This Turbo LS-Swapped Winnebago Is the Most Hopped-Up RV Since Breaking Bad

Go RVing—with a turbo LS V-8.

YouTube | Fuel Injection Sucks

America's long tradition of hitting the open highway in a big, lumbering RV has always run into one big roadblock: those things are slow. That's probably for the best considering we're talking about a one-bedroom apartment on wheels with minimal crash protection. But more grunt is always a good thing, and this turbo LS-swapped 1978 Winnebago hits that patriotic power chord like few projects before it.

Justin Kramer of the Fuel Injection Sucks YouTube channel recently took his boosted Winnie out for a 400-mile inaugural shakedown run after a summer of work saw the old RV undergo a heart transplant. Originally built on a Dodge M400 truck chassis and powered by an anemic 7.2-liter 440 Chrysler engine, the 1978 Winnebago Chieftain now runs a 6.0-liter turbocharged LS V-8 as it gets ready to prowl the country's campsites.

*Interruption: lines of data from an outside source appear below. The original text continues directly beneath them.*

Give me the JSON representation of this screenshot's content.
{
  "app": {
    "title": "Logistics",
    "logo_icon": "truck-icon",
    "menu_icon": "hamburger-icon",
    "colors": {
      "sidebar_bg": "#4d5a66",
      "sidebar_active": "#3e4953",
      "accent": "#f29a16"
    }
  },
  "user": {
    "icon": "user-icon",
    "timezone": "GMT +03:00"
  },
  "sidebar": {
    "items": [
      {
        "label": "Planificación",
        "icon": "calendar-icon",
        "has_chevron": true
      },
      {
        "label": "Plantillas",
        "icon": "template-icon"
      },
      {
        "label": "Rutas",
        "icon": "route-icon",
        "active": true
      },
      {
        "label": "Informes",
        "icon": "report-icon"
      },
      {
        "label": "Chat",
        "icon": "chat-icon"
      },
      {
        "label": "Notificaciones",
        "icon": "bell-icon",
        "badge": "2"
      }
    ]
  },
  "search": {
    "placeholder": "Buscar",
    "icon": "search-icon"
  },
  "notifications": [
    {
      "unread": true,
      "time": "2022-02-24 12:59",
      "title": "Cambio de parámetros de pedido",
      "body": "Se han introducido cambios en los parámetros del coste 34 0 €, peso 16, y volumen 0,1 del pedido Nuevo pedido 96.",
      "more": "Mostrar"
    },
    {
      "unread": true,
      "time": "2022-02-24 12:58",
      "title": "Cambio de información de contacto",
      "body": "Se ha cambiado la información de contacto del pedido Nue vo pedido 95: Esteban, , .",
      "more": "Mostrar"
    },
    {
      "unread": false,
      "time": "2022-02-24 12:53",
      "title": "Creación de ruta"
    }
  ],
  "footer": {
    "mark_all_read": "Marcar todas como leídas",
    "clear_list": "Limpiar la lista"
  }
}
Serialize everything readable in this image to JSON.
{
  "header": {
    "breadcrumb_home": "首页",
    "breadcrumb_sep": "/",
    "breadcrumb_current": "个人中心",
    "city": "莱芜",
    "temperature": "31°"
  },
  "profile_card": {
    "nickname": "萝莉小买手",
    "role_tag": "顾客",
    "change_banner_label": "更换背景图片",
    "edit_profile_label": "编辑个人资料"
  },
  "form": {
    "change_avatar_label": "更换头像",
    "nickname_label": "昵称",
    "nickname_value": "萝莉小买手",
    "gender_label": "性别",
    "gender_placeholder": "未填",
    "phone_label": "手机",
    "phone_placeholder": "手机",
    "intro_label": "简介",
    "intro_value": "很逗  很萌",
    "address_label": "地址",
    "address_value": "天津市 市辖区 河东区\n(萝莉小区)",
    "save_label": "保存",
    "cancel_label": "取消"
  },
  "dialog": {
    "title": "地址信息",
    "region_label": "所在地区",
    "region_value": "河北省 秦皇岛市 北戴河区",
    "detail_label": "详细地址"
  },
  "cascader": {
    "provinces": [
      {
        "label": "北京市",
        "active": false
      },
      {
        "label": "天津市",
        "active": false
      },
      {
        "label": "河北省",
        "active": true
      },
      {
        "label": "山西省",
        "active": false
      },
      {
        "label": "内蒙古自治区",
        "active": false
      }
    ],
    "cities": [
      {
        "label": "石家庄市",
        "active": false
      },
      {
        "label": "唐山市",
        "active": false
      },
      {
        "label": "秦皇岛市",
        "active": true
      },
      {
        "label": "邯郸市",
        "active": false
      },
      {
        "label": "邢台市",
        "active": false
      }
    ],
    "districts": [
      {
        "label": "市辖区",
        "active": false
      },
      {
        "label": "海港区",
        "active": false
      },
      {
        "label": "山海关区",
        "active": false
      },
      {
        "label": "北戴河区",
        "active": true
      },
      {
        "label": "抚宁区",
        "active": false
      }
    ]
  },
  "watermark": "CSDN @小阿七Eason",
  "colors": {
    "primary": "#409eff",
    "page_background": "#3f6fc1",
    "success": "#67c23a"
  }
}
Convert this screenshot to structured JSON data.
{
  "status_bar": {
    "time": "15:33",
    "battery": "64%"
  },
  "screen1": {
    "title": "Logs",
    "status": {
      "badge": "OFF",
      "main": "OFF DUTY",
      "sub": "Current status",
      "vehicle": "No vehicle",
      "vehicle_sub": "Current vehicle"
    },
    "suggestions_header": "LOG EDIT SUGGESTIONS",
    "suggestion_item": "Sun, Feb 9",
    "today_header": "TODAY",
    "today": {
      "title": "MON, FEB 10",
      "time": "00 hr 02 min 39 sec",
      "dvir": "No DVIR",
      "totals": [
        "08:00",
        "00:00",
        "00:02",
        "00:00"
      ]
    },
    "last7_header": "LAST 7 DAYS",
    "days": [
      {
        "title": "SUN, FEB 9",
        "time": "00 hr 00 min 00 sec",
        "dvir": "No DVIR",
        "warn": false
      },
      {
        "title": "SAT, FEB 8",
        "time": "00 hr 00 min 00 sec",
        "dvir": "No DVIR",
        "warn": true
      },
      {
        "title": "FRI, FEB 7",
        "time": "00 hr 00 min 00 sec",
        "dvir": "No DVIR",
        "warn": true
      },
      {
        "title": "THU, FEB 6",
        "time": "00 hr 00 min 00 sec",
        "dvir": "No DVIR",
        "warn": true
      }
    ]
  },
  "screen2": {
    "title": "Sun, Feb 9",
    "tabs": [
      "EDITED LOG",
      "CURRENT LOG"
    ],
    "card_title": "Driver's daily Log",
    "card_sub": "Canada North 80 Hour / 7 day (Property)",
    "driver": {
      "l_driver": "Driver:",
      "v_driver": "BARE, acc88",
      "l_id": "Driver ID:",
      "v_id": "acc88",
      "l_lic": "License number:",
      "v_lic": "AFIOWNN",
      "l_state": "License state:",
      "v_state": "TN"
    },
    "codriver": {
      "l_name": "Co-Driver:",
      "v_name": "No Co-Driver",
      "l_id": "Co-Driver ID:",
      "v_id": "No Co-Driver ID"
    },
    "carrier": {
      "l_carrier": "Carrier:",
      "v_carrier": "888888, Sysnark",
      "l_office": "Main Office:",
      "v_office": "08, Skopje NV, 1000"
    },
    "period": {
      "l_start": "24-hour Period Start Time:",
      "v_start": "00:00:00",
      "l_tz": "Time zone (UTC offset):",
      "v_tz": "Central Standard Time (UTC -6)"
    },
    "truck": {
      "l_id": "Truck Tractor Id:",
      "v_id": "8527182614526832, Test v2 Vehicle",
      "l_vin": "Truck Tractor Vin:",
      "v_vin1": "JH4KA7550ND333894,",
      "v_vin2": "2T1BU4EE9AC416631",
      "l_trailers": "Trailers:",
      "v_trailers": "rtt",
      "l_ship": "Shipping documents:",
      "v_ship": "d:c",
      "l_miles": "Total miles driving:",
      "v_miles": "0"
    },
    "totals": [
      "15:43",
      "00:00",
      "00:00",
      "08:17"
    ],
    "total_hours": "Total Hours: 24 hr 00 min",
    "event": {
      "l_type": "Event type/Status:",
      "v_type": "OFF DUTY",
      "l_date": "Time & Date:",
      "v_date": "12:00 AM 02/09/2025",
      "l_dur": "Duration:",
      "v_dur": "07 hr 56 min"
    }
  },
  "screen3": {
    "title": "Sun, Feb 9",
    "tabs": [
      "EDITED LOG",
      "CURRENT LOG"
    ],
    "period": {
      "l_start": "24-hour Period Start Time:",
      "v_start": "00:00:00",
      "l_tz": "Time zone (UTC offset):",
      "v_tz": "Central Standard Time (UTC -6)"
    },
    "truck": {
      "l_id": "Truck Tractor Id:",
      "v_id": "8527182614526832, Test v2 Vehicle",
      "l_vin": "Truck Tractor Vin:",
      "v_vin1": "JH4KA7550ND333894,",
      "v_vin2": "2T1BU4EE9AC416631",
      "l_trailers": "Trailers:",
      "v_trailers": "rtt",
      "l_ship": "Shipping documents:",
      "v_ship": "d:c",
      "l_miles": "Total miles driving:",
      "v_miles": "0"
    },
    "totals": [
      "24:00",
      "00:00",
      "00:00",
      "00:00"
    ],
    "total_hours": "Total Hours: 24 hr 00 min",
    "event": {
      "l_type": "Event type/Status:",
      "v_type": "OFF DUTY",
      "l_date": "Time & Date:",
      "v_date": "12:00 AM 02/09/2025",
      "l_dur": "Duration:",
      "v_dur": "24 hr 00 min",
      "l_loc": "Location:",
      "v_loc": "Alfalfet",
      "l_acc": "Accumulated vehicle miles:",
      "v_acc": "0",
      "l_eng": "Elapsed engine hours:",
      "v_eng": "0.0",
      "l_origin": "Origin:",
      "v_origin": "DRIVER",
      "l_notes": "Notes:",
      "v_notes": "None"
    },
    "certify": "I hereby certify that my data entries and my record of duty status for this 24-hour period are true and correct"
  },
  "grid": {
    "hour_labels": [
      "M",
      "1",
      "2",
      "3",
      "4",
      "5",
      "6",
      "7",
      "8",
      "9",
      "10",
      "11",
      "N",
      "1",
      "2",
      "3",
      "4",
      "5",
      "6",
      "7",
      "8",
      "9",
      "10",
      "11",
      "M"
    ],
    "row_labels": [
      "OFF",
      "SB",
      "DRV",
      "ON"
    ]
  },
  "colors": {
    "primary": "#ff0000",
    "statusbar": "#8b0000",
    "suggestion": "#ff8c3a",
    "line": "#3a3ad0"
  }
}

There are seven videos in all documenting the six-month process (which we encourage you to watch in their entirety, if only for Kramer's affable and informative style) which looks to have run into the same trials and tribulations as a normal engine swap. There are clearance issues with the oil pan and the new 4L80-E transmission, a lot of custom plumbing and wiring, fuel problems, a finicky tune...and ultimately, victory.

YouTube | Fuel Injection Sucks

The Winnebago was in surprisingly good shape when he and his friends got their hands on it, and the shag-heavy 70's interior survived the swap in all its faux wood glory. One benefit to the design is that the engine is accessed through a hatch between the front seats, which was removed for diagnostic purposes during early test drives. Nothing like hitting the open road with you, your pals, and a churning V-8 in the cabin.

YouTube | Fuel Injection Sucks

There are still some things to fine tune—you'll notice a lot of steering wheel shake in the last video—but overall it looks fairly complete. No word on performance data yet, though we doubt its spec sheet will lead to any speed records. But that's not really the point: this 40-year-old RV now has all the passing power it needs to keep up with modern traffic, arguably making it safer to drive today. 

Doesn't hurt that it sounds fantastic from the outside, either. The rumble, the turbo, the wastegate—if RV companies want to get millennials in on the new sales boom, this isn't a bad place to start.